What you will do: Would you pull out every line of the material that contains the string "χωρίς"?

Records shown:
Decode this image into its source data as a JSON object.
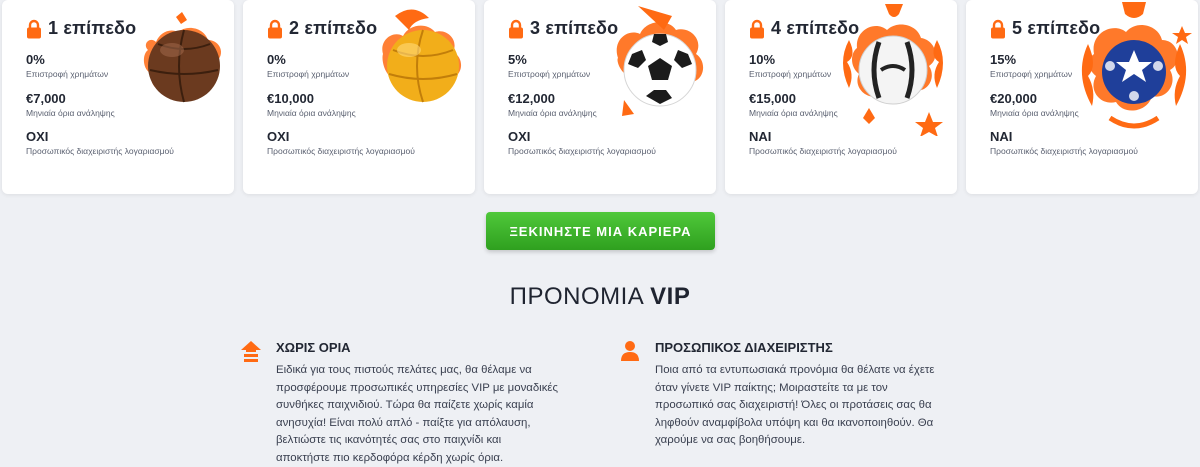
{
  "levels": [
    {
      "title": "1 επίπεδο",
      "cashback": "0%",
      "cashback_label": "Επιστροφή χρημάτων",
      "limit": "€7,000",
      "limit_label": "Μηνιαία όρια ανάληψης",
      "manager": "ΟΧΙ",
      "manager_label": "Προσωπικός διαχειριστής λογαριασμού",
      "ball": "vintage-brown-ball-icon"
    },
    {
      "title": "2 επίπεδο",
      "cashback": "0%",
      "cashback_label": "Επιστροφή χρημάτων",
      "limit": "€10,000",
      "limit_label": "Μηνιαία όρια ανάληψης",
      "manager": "ΟΧΙ",
      "manager_label": "Προσωπικός διαχειριστής λογαριασμού",
      "ball": "vintage-yellow-ball-icon"
    },
    {
      "title": "3 επίπεδο",
      "cashback": "5%",
      "cashback_label": "Επιστροφή χρημάτων",
      "limit": "€12,000",
      "limit_label": "Μηνιαία όρια ανάληψης",
      "manager": "ΟΧΙ",
      "manager_label": "Προσωπικός διαχειριστής λογαριασμού",
      "ball": "classic-soccer-ball-icon"
    },
    {
      "title": "4 επίπεδο",
      "cashback": "10%",
      "cashback_label": "Επιστροφή χρημάτων",
      "limit": "€15,000",
      "limit_label": "Μηνιαία όρια ανάληψης",
      "manager": "ΝΑΙ",
      "manager_label": "Προσωπικός διαχειριστής λογαριασμού",
      "ball": "modern-white-ball-icon"
    },
    {
      "title": "5 επίπεδο",
      "cashback": "15%",
      "cashback_label": "Επιστροφή χρημάτων",
      "limit": "€20,000",
      "limit_label": "Μηνιαία όρια ανάληψης",
      "manager": "ΝΑΙ",
      "manager_label": "Προσωπικός διαχειριστής λογαριασμού",
      "ball": "star-blue-ball-icon"
    }
  ],
  "cta": {
    "label": "ΞΕΚΙΝΗΣΤΕ ΜΙΑ ΚΑΡΙΕΡΑ"
  },
  "section": {
    "title_prefix": "ΠΡΟΝΟΜΙΑ ",
    "title_bold": "VIP"
  },
  "features": [
    {
      "icon": "house-arrow-icon",
      "title": "ΧΩΡΙΣ ΟΡΙΑ",
      "lines": [
        "Ειδικά για τους πιστούς πελάτες μας, θα θέλαμε να",
        "προσφέρουμε προσωπικές υπηρεσίες VIP με μοναδικές",
        "συνθήκες παιχνιδιού. Τώρα θα παίζετε χωρίς καμία",
        "ανησυχία! Είναι πολύ απλό - παίξτε για απόλαυση,",
        "βελτιώστε τις ικανότητές σας στο παιχνίδι και",
        "αποκτήστε πιο κερδοφόρα κέρδη χωρίς όρια."
      ]
    },
    {
      "icon": "person-icon",
      "title": "ΠΡΟΣΩΠΙΚΟΣ ΔΙΑΧΕΙΡΙΣΤΗΣ",
      "lines": [
        "Ποια από τα εντυπωσιακά προνόμια θα θέλατε να έχετε",
        "όταν γίνετε VIP παίκτης; Μοιραστείτε τα με τον",
        "προσωπικό σας διαχειριστή! Όλες οι προτάσεις σας θα",
        "ληφθούν αναμφίβολα υπόψη και θα ικανοποιηθούν. Θα",
        "χαρούμε να σας βοηθήσουμε."
      ]
    }
  ],
  "colors": {
    "accent": "#ff6a13",
    "cta": "#3bb22a",
    "background": "#eef0f4"
  }
}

Expected output:
        "συνθήκες παιχνιδιού. Τώρα θα παίζετε χωρίς καμία",
        "αποκτήστε πιο κερδοφόρα κέρδη χωρίς όρια."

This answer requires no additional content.